**What to produce:**
Find every line in the records below that holds the word "aluguel", and copy it out.
..............................
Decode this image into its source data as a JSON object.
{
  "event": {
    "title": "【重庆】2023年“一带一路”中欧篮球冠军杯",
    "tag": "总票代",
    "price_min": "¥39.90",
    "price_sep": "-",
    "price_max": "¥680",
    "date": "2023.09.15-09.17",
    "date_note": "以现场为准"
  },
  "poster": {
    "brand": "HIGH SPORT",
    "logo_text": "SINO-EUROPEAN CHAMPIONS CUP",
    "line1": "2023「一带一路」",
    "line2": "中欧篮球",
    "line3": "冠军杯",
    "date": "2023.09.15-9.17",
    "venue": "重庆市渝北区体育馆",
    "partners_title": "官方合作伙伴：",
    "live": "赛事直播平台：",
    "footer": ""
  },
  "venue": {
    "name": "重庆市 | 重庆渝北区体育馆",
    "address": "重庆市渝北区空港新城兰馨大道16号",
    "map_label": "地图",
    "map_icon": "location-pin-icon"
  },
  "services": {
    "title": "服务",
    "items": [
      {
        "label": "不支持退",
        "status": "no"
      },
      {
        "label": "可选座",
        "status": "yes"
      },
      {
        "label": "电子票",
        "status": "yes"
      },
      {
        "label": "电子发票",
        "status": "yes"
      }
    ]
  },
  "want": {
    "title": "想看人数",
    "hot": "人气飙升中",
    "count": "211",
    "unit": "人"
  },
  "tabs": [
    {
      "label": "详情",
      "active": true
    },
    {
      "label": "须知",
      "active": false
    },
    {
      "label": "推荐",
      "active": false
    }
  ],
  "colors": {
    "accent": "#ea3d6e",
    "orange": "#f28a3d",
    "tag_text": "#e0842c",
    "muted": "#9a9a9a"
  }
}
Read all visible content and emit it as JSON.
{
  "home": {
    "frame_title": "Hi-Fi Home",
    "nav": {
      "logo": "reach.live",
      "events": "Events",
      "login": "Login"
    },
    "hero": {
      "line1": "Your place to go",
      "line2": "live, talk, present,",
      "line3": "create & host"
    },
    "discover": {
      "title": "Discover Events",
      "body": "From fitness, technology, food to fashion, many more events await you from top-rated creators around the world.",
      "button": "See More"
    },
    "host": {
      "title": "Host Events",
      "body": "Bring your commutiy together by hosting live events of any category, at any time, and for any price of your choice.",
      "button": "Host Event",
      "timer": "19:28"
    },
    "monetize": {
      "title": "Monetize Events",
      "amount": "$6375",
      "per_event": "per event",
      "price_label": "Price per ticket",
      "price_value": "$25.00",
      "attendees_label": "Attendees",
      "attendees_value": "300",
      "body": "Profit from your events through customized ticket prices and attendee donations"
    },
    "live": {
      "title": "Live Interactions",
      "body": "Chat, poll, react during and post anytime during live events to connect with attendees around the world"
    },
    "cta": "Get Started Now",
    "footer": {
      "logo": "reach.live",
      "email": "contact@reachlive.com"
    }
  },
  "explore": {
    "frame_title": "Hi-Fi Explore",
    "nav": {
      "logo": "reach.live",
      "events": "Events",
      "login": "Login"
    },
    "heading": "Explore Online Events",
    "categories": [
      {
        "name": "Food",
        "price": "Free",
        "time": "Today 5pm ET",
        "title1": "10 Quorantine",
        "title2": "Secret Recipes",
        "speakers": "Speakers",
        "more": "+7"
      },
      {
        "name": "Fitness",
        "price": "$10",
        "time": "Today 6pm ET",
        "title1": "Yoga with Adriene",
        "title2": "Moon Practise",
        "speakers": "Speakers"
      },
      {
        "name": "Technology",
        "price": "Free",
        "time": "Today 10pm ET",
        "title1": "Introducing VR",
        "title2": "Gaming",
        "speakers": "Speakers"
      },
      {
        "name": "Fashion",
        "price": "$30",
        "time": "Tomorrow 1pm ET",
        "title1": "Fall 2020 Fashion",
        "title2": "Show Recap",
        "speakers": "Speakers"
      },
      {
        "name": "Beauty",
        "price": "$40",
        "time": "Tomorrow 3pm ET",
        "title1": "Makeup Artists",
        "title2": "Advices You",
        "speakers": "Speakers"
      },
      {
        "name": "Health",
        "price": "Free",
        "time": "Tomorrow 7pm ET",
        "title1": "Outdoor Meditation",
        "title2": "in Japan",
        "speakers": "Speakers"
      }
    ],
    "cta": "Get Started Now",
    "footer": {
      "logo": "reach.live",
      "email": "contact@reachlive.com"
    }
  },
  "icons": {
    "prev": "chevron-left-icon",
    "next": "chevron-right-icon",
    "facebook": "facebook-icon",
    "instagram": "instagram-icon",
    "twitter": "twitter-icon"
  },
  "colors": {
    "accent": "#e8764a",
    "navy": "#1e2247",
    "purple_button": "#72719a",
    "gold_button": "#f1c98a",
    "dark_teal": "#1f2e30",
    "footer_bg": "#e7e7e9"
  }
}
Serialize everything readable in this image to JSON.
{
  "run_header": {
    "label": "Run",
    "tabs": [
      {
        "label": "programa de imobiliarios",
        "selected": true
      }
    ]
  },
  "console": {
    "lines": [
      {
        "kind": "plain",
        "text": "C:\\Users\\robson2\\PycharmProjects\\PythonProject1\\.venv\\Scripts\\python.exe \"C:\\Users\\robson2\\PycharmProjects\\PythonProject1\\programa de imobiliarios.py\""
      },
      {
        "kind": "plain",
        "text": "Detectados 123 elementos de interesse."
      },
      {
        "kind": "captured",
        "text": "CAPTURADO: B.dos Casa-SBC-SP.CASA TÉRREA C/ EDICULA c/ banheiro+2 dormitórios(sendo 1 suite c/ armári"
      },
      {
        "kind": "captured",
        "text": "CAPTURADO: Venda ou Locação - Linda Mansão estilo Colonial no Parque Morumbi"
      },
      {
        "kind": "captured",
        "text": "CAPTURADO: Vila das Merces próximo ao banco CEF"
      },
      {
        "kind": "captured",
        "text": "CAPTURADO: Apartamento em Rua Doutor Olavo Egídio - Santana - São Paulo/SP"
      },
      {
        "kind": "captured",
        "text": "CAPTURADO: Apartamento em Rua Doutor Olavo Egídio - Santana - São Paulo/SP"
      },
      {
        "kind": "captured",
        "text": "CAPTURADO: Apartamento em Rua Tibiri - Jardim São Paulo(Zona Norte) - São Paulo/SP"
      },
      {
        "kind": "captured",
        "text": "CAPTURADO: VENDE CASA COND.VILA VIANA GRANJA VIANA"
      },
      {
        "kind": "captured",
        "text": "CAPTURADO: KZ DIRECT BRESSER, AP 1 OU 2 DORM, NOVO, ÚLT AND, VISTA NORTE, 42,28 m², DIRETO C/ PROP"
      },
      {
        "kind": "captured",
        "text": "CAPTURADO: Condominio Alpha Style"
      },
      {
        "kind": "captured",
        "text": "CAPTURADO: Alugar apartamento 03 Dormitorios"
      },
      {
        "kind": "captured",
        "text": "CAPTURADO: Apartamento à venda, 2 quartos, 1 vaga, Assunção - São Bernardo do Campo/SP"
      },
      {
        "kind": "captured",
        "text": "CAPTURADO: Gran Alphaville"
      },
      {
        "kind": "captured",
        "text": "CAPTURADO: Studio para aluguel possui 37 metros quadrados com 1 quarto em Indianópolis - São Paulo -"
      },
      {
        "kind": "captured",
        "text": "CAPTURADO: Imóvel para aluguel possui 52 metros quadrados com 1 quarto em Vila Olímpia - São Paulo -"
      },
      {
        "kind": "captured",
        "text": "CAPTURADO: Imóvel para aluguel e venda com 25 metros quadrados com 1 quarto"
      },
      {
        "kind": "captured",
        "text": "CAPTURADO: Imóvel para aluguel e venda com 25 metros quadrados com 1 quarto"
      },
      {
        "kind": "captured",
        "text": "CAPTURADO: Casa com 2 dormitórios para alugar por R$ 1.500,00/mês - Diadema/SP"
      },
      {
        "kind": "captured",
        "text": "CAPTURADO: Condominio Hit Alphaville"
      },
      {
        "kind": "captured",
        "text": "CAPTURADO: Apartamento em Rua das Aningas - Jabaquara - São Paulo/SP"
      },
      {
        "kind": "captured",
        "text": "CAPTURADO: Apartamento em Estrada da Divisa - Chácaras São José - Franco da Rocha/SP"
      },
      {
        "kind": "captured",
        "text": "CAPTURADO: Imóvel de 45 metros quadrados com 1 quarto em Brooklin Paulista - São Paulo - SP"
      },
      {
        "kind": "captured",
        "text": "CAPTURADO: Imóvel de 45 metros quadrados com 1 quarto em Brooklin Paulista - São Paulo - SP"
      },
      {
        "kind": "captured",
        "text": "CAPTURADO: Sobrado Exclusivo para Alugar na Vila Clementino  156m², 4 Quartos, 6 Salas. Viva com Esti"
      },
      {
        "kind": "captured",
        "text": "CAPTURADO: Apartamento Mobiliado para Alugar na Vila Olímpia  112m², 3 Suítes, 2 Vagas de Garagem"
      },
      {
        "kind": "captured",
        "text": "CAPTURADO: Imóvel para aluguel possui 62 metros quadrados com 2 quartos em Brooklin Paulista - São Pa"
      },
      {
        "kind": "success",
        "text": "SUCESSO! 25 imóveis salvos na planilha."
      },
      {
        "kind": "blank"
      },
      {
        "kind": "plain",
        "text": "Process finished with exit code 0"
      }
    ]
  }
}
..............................
**Reply:**
        "text": "CAPTURADO: Studio para aluguel possui 37 metros quadrados com 1 quarto em Indianópolis - São Paulo -"
        "text": "CAPTURADO: Imóvel para aluguel possui 52 metros quadrados com 1 quarto em Vila Olímpia - São Paulo -"
        "text": "CAPTURADO: Imóvel para aluguel e venda com 25 metros quadrados com 1 quarto"
        "text": "CAPTURADO: Imóvel para aluguel e venda com 25 metros quadrados com 1 quarto"
        "text": "CAPTURADO: Imóvel para aluguel possui 62 metros quadrados com 2 quartos em Brooklin Paulista - São Pa"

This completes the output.